◆ **ASSIGNMENT**
Leave the pictures out. Return all other data exactly.

Dataset rows describing interfaces:
=== Section Start ===
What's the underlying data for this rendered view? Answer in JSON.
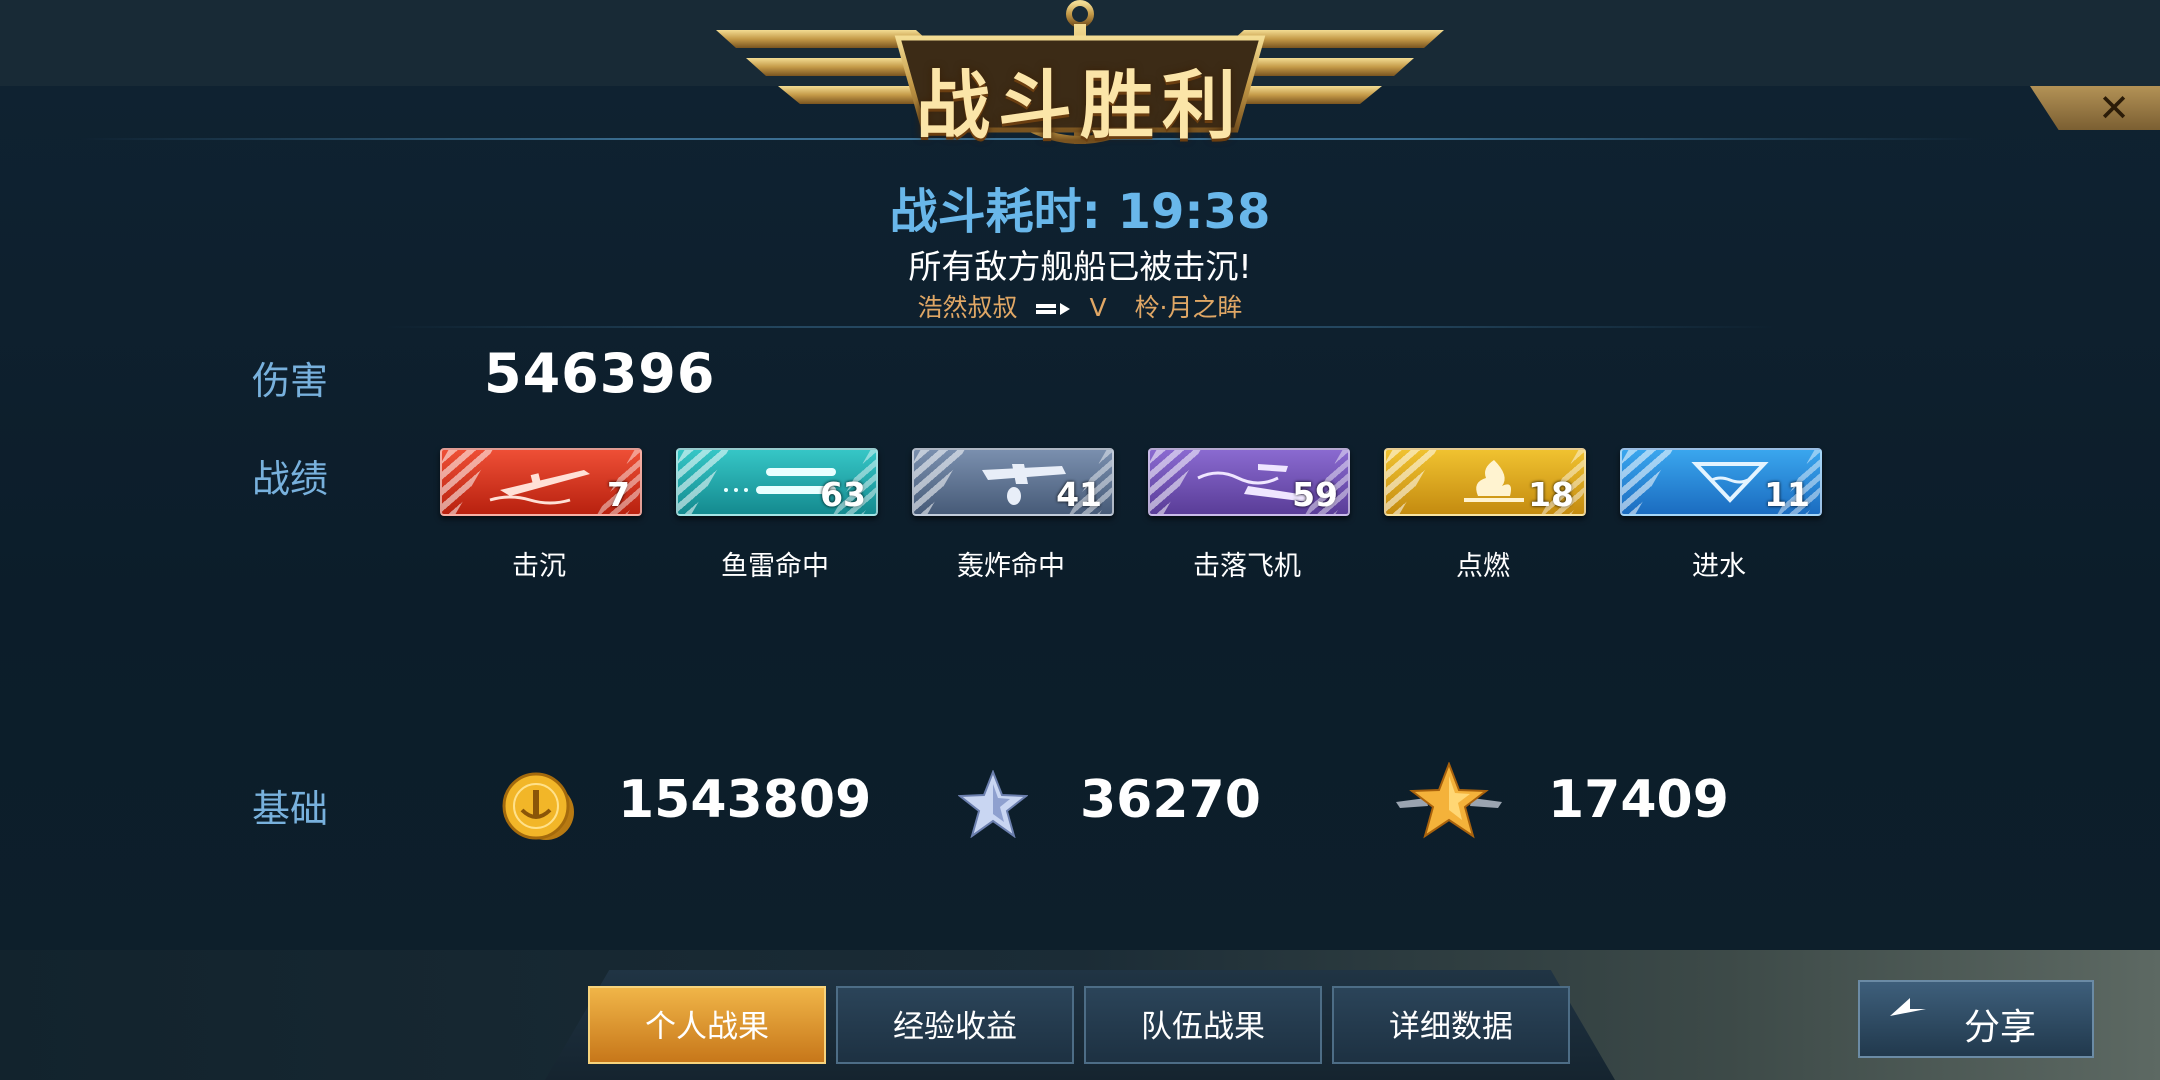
{
  "header": {
    "title": "战斗胜利",
    "close_symbol": "✕"
  },
  "battle": {
    "duration_label": "战斗耗时",
    "duration_value": "19:38",
    "result_message": "所有敌方舰船已被击沉!",
    "kill_feed": {
      "killer": "浩然叔叔",
      "separator": "V",
      "victim": "柃·月之眸"
    }
  },
  "damage": {
    "label": "伤害",
    "value": "546396"
  },
  "record": {
    "label": "战绩",
    "stats": [
      {
        "label": "击沉",
        "value": "7",
        "color": "#d8301f",
        "icon": "sinking-ship-icon"
      },
      {
        "label": "鱼雷命中",
        "value": "63",
        "color": "#1fa7a9",
        "icon": "torpedo-icon"
      },
      {
        "label": "轰炸命中",
        "value": "41",
        "color": "#5b7394",
        "icon": "bomber-icon"
      },
      {
        "label": "击落飞机",
        "value": "59",
        "color": "#6a4fb0",
        "icon": "shot-down-plane-icon"
      },
      {
        "label": "点燃",
        "value": "18",
        "color": "#d8a018",
        "icon": "fire-icon"
      },
      {
        "label": "进水",
        "value": "11",
        "color": "#2c8ad8",
        "icon": "flooding-icon"
      }
    ]
  },
  "base": {
    "label": "基础",
    "items": [
      {
        "icon": "gold-coin-icon",
        "value": "1543809"
      },
      {
        "icon": "silver-star-icon",
        "value": "36270"
      },
      {
        "icon": "gold-star-wings-icon",
        "value": "17409"
      }
    ]
  },
  "tabs": [
    {
      "label": "个人战果",
      "active": true
    },
    {
      "label": "经验收益",
      "active": false
    },
    {
      "label": "队伍战果",
      "active": false
    },
    {
      "label": "详细数据",
      "active": false
    }
  ],
  "share": {
    "label": "分享"
  }
}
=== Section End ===
◆ **WRITTEN ANSWER**
What's the underlying data for this rendered view? Answer in JSON.
{
  "header": {
    "title": "战斗胜利",
    "close_symbol": "✕"
  },
  "battle": {
    "duration_label": "战斗耗时",
    "duration_value": "19:38",
    "result_message": "所有敌方舰船已被击沉!",
    "kill_feed": {
      "killer": "浩然叔叔",
      "separator": "V",
      "victim": "柃·月之眸"
    }
  },
  "damage": {
    "label": "伤害",
    "value": "546396"
  },
  "record": {
    "label": "战绩",
    "stats": [
      {
        "label": "击沉",
        "value": "7",
        "color": "#d8301f",
        "icon": "sinking-ship-icon"
      },
      {
        "label": "鱼雷命中",
        "value": "63",
        "color": "#1fa7a9",
        "icon": "torpedo-icon"
      },
      {
        "label": "轰炸命中",
        "value": "41",
        "color": "#5b7394",
        "icon": "bomber-icon"
      },
      {
        "label": "击落飞机",
        "value": "59",
        "color": "#6a4fb0",
        "icon": "shot-down-plane-icon"
      },
      {
        "label": "点燃",
        "value": "18",
        "color": "#d8a018",
        "icon": "fire-icon"
      },
      {
        "label": "进水",
        "value": "11",
        "color": "#2c8ad8",
        "icon": "flooding-icon"
      }
    ]
  },
  "base": {
    "label": "基础",
    "items": [
      {
        "icon": "gold-coin-icon",
        "value": "1543809"
      },
      {
        "icon": "silver-star-icon",
        "value": "36270"
      },
      {
        "icon": "gold-star-wings-icon",
        "value": "17409"
      }
    ]
  },
  "tabs": [
    {
      "label": "个人战果",
      "active": true
    },
    {
      "label": "经验收益",
      "active": false
    },
    {
      "label": "队伍战果",
      "active": false
    },
    {
      "label": "详细数据",
      "active": false
    }
  ],
  "share": {
    "label": "分享"
  }
}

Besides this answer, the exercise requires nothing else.